*** Opening Records shown ***
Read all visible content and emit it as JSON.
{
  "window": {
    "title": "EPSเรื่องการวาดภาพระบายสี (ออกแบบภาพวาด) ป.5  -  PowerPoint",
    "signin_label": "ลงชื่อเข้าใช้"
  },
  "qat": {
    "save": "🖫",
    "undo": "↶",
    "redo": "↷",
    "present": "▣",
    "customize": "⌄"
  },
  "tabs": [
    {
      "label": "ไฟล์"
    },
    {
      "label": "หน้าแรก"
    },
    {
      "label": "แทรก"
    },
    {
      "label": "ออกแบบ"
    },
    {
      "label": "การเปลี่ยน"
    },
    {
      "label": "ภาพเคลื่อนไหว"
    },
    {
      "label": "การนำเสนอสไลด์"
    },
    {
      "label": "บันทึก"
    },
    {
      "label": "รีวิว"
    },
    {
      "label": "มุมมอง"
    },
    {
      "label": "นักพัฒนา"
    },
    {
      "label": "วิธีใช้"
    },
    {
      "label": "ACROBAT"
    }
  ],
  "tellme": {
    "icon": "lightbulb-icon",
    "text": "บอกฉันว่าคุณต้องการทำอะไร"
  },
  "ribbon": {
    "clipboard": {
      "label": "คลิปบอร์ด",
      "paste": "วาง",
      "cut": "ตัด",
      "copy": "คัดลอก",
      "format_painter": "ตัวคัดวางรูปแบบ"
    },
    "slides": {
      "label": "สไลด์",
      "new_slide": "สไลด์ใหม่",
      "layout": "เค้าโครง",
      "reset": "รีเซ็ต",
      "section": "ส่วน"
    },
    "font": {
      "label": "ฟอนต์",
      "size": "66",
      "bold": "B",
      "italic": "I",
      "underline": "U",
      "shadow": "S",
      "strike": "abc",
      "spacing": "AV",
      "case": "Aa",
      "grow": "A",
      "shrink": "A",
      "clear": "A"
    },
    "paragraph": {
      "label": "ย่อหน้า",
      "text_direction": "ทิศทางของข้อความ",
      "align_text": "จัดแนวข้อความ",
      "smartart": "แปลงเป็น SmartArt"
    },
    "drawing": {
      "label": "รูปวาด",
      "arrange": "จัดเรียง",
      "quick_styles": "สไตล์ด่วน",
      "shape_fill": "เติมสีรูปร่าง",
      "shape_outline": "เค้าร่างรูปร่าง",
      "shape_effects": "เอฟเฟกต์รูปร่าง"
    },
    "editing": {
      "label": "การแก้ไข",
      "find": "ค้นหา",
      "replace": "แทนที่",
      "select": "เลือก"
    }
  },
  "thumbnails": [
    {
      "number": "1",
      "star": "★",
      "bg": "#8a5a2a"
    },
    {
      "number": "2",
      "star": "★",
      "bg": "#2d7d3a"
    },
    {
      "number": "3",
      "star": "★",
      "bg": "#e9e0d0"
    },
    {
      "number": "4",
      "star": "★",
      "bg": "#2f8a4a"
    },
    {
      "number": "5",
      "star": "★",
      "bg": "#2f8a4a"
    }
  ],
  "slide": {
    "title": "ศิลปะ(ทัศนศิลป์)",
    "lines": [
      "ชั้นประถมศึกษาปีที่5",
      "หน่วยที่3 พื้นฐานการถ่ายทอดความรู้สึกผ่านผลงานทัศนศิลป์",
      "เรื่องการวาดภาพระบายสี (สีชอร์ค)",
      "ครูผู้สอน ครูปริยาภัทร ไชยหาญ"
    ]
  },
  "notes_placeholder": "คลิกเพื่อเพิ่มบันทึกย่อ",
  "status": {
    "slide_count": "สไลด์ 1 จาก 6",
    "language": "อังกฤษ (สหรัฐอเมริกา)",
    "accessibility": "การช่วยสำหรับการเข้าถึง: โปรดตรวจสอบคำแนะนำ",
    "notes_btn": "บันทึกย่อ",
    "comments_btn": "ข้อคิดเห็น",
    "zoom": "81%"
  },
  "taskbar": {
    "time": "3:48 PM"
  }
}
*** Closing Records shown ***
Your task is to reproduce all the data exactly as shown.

| Output for this exercise |
Read all visible content and emit it as JSON.
{
  "window": {
    "title": "EPSเรื่องการวาดภาพระบายสี (ออกแบบภาพวาด) ป.5  -  PowerPoint",
    "signin_label": "ลงชื่อเข้าใช้"
  },
  "qat": {
    "save": "🖫",
    "undo": "↶",
    "redo": "↷",
    "present": "▣",
    "customize": "⌄"
  },
  "tabs": [
    {
      "label": "ไฟล์"
    },
    {
      "label": "หน้าแรก"
    },
    {
      "label": "แทรก"
    },
    {
      "label": "ออกแบบ"
    },
    {
      "label": "การเปลี่ยน"
    },
    {
      "label": "ภาพเคลื่อนไหว"
    },
    {
      "label": "การนำเสนอสไลด์"
    },
    {
      "label": "บันทึก"
    },
    {
      "label": "รีวิว"
    },
    {
      "label": "มุมมอง"
    },
    {
      "label": "นักพัฒนา"
    },
    {
      "label": "วิธีใช้"
    },
    {
      "label": "ACROBAT"
    }
  ],
  "tellme": {
    "icon": "lightbulb-icon",
    "text": "บอกฉันว่าคุณต้องการทำอะไร"
  },
  "ribbon": {
    "clipboard": {
      "label": "คลิปบอร์ด",
      "paste": "วาง",
      "cut": "ตัด",
      "copy": "คัดลอก",
      "format_painter": "ตัวคัดวางรูปแบบ"
    },
    "slides": {
      "label": "สไลด์",
      "new_slide": "สไลด์ใหม่",
      "layout": "เค้าโครง",
      "reset": "รีเซ็ต",
      "section": "ส่วน"
    },
    "font": {
      "label": "ฟอนต์",
      "size": "66",
      "bold": "B",
      "italic": "I",
      "underline": "U",
      "shadow": "S",
      "strike": "abc",
      "spacing": "AV",
      "case": "Aa",
      "grow": "A",
      "shrink": "A",
      "clear": "A"
    },
    "paragraph": {
      "label": "ย่อหน้า",
      "text_direction": "ทิศทางของข้อความ",
      "align_text": "จัดแนวข้อความ",
      "smartart": "แปลงเป็น SmartArt"
    },
    "drawing": {
      "label": "รูปวาด",
      "arrange": "จัดเรียง",
      "quick_styles": "สไตล์ด่วน",
      "shape_fill": "เติมสีรูปร่าง",
      "shape_outline": "เค้าร่างรูปร่าง",
      "shape_effects": "เอฟเฟกต์รูปร่าง"
    },
    "editing": {
      "label": "การแก้ไข",
      "find": "ค้นหา",
      "replace": "แทนที่",
      "select": "เลือก"
    }
  },
  "thumbnails": [
    {
      "number": "1",
      "star": "★",
      "bg": "#8a5a2a"
    },
    {
      "number": "2",
      "star": "★",
      "bg": "#2d7d3a"
    },
    {
      "number": "3",
      "star": "★",
      "bg": "#e9e0d0"
    },
    {
      "number": "4",
      "star": "★",
      "bg": "#2f8a4a"
    },
    {
      "number": "5",
      "star": "★",
      "bg": "#2f8a4a"
    }
  ],
  "slide": {
    "title": "ศิลปะ(ทัศนศิลป์)",
    "lines": [
      "ชั้นประถมศึกษาปีที่5",
      "หน่วยที่3 พื้นฐานการถ่ายทอดความรู้สึกผ่านผลงานทัศนศิลป์",
      "เรื่องการวาดภาพระบายสี (สีชอร์ค)",
      "ครูผู้สอน ครูปริยาภัทร ไชยหาญ"
    ]
  },
  "notes_placeholder": "คลิกเพื่อเพิ่มบันทึกย่อ",
  "status": {
    "slide_count": "สไลด์ 1 จาก 6",
    "language": "อังกฤษ (สหรัฐอเมริกา)",
    "accessibility": "การช่วยสำหรับการเข้าถึง: โปรดตรวจสอบคำแนะนำ",
    "notes_btn": "บันทึกย่อ",
    "comments_btn": "ข้อคิดเห็น",
    "zoom": "81%"
  },
  "taskbar": {
    "time": "3:48 PM"
  }
}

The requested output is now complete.